Element data from apps and pages
--
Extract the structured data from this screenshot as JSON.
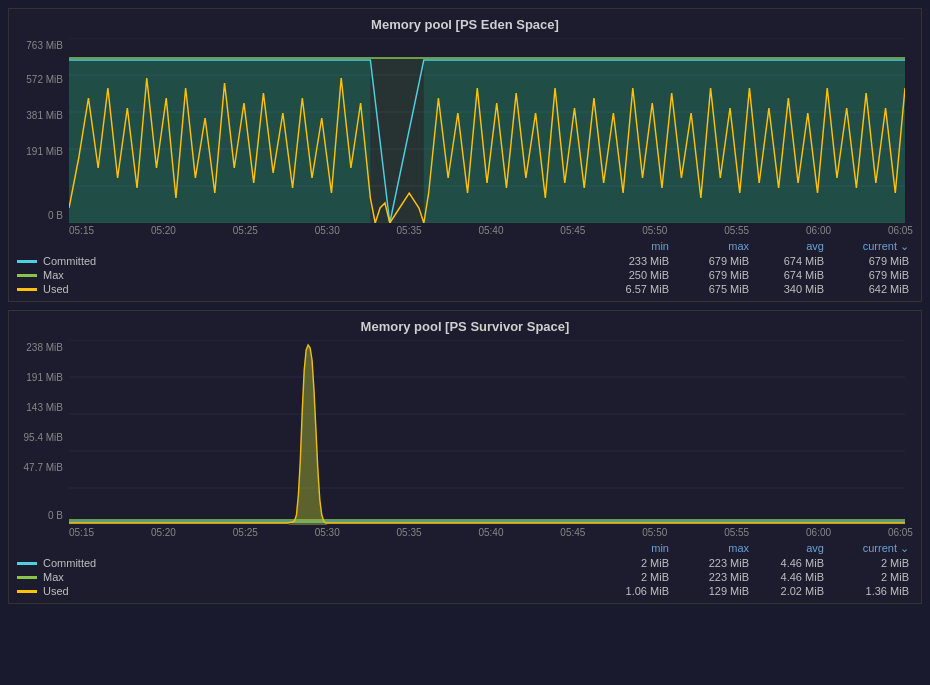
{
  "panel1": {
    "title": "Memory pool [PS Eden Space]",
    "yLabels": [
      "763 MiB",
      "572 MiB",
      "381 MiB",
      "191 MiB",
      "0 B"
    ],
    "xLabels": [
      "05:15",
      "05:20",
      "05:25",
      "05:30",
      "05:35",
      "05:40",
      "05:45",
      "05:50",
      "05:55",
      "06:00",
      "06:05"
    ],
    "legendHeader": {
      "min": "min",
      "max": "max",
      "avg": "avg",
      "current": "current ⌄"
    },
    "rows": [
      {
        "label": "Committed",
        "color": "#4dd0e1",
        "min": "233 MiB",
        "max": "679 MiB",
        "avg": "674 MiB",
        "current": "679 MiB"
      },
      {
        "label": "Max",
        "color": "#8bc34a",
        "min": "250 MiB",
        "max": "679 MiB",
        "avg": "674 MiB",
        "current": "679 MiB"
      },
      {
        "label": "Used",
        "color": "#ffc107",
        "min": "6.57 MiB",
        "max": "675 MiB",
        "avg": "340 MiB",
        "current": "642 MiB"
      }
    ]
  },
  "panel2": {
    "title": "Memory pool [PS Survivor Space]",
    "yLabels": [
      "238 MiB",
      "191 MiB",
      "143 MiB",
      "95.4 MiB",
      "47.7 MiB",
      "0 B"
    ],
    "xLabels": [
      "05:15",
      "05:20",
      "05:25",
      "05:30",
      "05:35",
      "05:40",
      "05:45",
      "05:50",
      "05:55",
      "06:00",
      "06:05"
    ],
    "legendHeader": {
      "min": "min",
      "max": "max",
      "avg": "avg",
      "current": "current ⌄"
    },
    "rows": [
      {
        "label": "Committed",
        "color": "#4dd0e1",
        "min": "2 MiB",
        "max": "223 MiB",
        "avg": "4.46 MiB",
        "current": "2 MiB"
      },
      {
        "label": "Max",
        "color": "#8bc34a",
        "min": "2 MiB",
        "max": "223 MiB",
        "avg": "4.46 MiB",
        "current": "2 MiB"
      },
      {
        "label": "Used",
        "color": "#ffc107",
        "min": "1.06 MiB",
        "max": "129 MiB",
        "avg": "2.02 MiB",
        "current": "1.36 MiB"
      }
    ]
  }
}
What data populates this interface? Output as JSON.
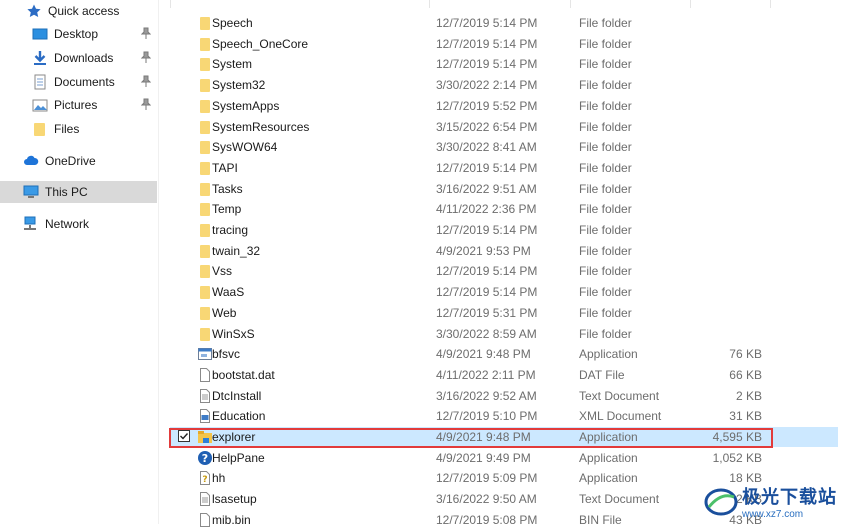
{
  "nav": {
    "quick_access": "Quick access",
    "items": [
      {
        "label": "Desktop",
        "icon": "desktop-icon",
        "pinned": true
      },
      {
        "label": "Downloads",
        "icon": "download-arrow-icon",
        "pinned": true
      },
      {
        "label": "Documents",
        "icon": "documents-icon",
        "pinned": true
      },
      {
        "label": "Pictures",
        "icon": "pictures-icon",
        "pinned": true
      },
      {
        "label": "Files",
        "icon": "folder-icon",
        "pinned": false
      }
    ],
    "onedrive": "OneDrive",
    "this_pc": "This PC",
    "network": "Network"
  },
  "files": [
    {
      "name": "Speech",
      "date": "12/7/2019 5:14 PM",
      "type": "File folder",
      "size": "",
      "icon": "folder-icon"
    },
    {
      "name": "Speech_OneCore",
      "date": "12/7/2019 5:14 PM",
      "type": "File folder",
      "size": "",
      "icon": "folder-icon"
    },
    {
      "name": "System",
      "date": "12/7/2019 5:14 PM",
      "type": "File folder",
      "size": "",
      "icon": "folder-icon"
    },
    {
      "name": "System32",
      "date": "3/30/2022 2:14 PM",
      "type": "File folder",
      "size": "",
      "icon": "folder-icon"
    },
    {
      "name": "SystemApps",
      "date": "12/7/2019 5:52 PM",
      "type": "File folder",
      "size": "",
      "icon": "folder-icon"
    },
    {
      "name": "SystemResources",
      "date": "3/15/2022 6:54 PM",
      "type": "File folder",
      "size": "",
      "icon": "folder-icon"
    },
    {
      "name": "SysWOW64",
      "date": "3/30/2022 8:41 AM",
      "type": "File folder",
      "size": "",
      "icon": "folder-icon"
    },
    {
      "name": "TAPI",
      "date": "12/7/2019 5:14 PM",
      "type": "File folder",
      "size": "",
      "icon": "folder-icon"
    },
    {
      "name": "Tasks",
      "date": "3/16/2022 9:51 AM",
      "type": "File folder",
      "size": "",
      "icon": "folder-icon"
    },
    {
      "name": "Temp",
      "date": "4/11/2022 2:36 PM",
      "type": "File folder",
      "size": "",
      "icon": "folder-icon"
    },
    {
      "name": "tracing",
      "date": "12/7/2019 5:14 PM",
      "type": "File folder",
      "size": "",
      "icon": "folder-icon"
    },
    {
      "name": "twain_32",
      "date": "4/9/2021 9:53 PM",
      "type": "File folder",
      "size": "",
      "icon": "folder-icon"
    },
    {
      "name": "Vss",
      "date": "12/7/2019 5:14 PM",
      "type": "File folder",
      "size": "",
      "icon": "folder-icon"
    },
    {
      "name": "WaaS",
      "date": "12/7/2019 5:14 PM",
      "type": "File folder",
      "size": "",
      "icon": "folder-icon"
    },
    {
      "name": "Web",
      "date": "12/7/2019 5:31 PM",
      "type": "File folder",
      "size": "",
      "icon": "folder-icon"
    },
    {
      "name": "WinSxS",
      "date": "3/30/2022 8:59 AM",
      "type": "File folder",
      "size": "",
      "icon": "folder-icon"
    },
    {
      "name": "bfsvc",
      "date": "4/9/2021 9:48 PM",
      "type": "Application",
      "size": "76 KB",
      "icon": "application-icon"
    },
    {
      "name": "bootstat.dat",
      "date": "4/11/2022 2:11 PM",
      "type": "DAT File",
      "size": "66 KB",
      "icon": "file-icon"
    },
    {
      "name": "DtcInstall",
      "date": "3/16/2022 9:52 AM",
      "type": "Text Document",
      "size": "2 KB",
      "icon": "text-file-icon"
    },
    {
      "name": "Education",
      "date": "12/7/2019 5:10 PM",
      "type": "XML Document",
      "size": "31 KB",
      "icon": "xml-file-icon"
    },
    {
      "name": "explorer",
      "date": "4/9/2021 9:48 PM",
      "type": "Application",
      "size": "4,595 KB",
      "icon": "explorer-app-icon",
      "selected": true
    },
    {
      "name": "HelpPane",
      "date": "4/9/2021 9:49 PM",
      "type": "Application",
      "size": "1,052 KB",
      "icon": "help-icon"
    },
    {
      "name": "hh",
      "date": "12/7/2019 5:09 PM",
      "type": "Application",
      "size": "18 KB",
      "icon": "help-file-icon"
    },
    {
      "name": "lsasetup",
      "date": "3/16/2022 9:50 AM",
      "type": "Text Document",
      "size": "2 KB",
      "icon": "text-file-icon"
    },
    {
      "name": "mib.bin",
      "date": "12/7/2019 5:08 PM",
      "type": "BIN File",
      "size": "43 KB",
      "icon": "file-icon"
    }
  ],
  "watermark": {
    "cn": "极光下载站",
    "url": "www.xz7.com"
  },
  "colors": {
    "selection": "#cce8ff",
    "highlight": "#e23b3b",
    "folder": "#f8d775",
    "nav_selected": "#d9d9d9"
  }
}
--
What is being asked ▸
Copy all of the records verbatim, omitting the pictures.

Output for this task ▸
Extract the structured data from this screenshot as JSON.
{
  "panel1": {
    "title": "Memory pool [PS Eden Space]",
    "yLabels": [
      "763 MiB",
      "572 MiB",
      "381 MiB",
      "191 MiB",
      "0 B"
    ],
    "xLabels": [
      "05:15",
      "05:20",
      "05:25",
      "05:30",
      "05:35",
      "05:40",
      "05:45",
      "05:50",
      "05:55",
      "06:00",
      "06:05"
    ],
    "legendHeader": {
      "min": "min",
      "max": "max",
      "avg": "avg",
      "current": "current ⌄"
    },
    "rows": [
      {
        "label": "Committed",
        "color": "#4dd0e1",
        "min": "233 MiB",
        "max": "679 MiB",
        "avg": "674 MiB",
        "current": "679 MiB"
      },
      {
        "label": "Max",
        "color": "#8bc34a",
        "min": "250 MiB",
        "max": "679 MiB",
        "avg": "674 MiB",
        "current": "679 MiB"
      },
      {
        "label": "Used",
        "color": "#ffc107",
        "min": "6.57 MiB",
        "max": "675 MiB",
        "avg": "340 MiB",
        "current": "642 MiB"
      }
    ]
  },
  "panel2": {
    "title": "Memory pool [PS Survivor Space]",
    "yLabels": [
      "238 MiB",
      "191 MiB",
      "143 MiB",
      "95.4 MiB",
      "47.7 MiB",
      "0 B"
    ],
    "xLabels": [
      "05:15",
      "05:20",
      "05:25",
      "05:30",
      "05:35",
      "05:40",
      "05:45",
      "05:50",
      "05:55",
      "06:00",
      "06:05"
    ],
    "legendHeader": {
      "min": "min",
      "max": "max",
      "avg": "avg",
      "current": "current ⌄"
    },
    "rows": [
      {
        "label": "Committed",
        "color": "#4dd0e1",
        "min": "2 MiB",
        "max": "223 MiB",
        "avg": "4.46 MiB",
        "current": "2 MiB"
      },
      {
        "label": "Max",
        "color": "#8bc34a",
        "min": "2 MiB",
        "max": "223 MiB",
        "avg": "4.46 MiB",
        "current": "2 MiB"
      },
      {
        "label": "Used",
        "color": "#ffc107",
        "min": "1.06 MiB",
        "max": "129 MiB",
        "avg": "2.02 MiB",
        "current": "1.36 MiB"
      }
    ]
  }
}
What data populates this interface? Output as JSON.
{
  "nav": {
    "quick_access": "Quick access",
    "items": [
      {
        "label": "Desktop",
        "icon": "desktop-icon",
        "pinned": true
      },
      {
        "label": "Downloads",
        "icon": "download-arrow-icon",
        "pinned": true
      },
      {
        "label": "Documents",
        "icon": "documents-icon",
        "pinned": true
      },
      {
        "label": "Pictures",
        "icon": "pictures-icon",
        "pinned": true
      },
      {
        "label": "Files",
        "icon": "folder-icon",
        "pinned": false
      }
    ],
    "onedrive": "OneDrive",
    "this_pc": "This PC",
    "network": "Network"
  },
  "files": [
    {
      "name": "Speech",
      "date": "12/7/2019 5:14 PM",
      "type": "File folder",
      "size": "",
      "icon": "folder-icon"
    },
    {
      "name": "Speech_OneCore",
      "date": "12/7/2019 5:14 PM",
      "type": "File folder",
      "size": "",
      "icon": "folder-icon"
    },
    {
      "name": "System",
      "date": "12/7/2019 5:14 PM",
      "type": "File folder",
      "size": "",
      "icon": "folder-icon"
    },
    {
      "name": "System32",
      "date": "3/30/2022 2:14 PM",
      "type": "File folder",
      "size": "",
      "icon": "folder-icon"
    },
    {
      "name": "SystemApps",
      "date": "12/7/2019 5:52 PM",
      "type": "File folder",
      "size": "",
      "icon": "folder-icon"
    },
    {
      "name": "SystemResources",
      "date": "3/15/2022 6:54 PM",
      "type": "File folder",
      "size": "",
      "icon": "folder-icon"
    },
    {
      "name": "SysWOW64",
      "date": "3/30/2022 8:41 AM",
      "type": "File folder",
      "size": "",
      "icon": "folder-icon"
    },
    {
      "name": "TAPI",
      "date": "12/7/2019 5:14 PM",
      "type": "File folder",
      "size": "",
      "icon": "folder-icon"
    },
    {
      "name": "Tasks",
      "date": "3/16/2022 9:51 AM",
      "type": "File folder",
      "size": "",
      "icon": "folder-icon"
    },
    {
      "name": "Temp",
      "date": "4/11/2022 2:36 PM",
      "type": "File folder",
      "size": "",
      "icon": "folder-icon"
    },
    {
      "name": "tracing",
      "date": "12/7/2019 5:14 PM",
      "type": "File folder",
      "size": "",
      "icon": "folder-icon"
    },
    {
      "name": "twain_32",
      "date": "4/9/2021 9:53 PM",
      "type": "File folder",
      "size": "",
      "icon": "folder-icon"
    },
    {
      "name": "Vss",
      "date": "12/7/2019 5:14 PM",
      "type": "File folder",
      "size": "",
      "icon": "folder-icon"
    },
    {
      "name": "WaaS",
      "date": "12/7/2019 5:14 PM",
      "type": "File folder",
      "size": "",
      "icon": "folder-icon"
    },
    {
      "name": "Web",
      "date": "12/7/2019 5:31 PM",
      "type": "File folder",
      "size": "",
      "icon": "folder-icon"
    },
    {
      "name": "WinSxS",
      "date": "3/30/2022 8:59 AM",
      "type": "File folder",
      "size": "",
      "icon": "folder-icon"
    },
    {
      "name": "bfsvc",
      "date": "4/9/2021 9:48 PM",
      "type": "Application",
      "size": "76 KB",
      "icon": "application-icon"
    },
    {
      "name": "bootstat.dat",
      "date": "4/11/2022 2:11 PM",
      "type": "DAT File",
      "size": "66 KB",
      "icon": "file-icon"
    },
    {
      "name": "DtcInstall",
      "date": "3/16/2022 9:52 AM",
      "type": "Text Document",
      "size": "2 KB",
      "icon": "text-file-icon"
    },
    {
      "name": "Education",
      "date": "12/7/2019 5:10 PM",
      "type": "XML Document",
      "size": "31 KB",
      "icon": "xml-file-icon"
    },
    {
      "name": "explorer",
      "date": "4/9/2021 9:48 PM",
      "type": "Application",
      "size": "4,595 KB",
      "icon": "explorer-app-icon",
      "selected": true
    },
    {
      "name": "HelpPane",
      "date": "4/9/2021 9:49 PM",
      "type": "Application",
      "size": "1,052 KB",
      "icon": "help-icon"
    },
    {
      "name": "hh",
      "date": "12/7/2019 5:09 PM",
      "type": "Application",
      "size": "18 KB",
      "icon": "help-file-icon"
    },
    {
      "name": "lsasetup",
      "date": "3/16/2022 9:50 AM",
      "type": "Text Document",
      "size": "2 KB",
      "icon": "text-file-icon"
    },
    {
      "name": "mib.bin",
      "date": "12/7/2019 5:08 PM",
      "type": "BIN File",
      "size": "43 KB",
      "icon": "file-icon"
    }
  ],
  "watermark": {
    "cn": "极光下载站",
    "url": "www.xz7.com"
  },
  "colors": {
    "selection": "#cce8ff",
    "highlight": "#e23b3b",
    "folder": "#f8d775",
    "nav_selected": "#d9d9d9"
  }
}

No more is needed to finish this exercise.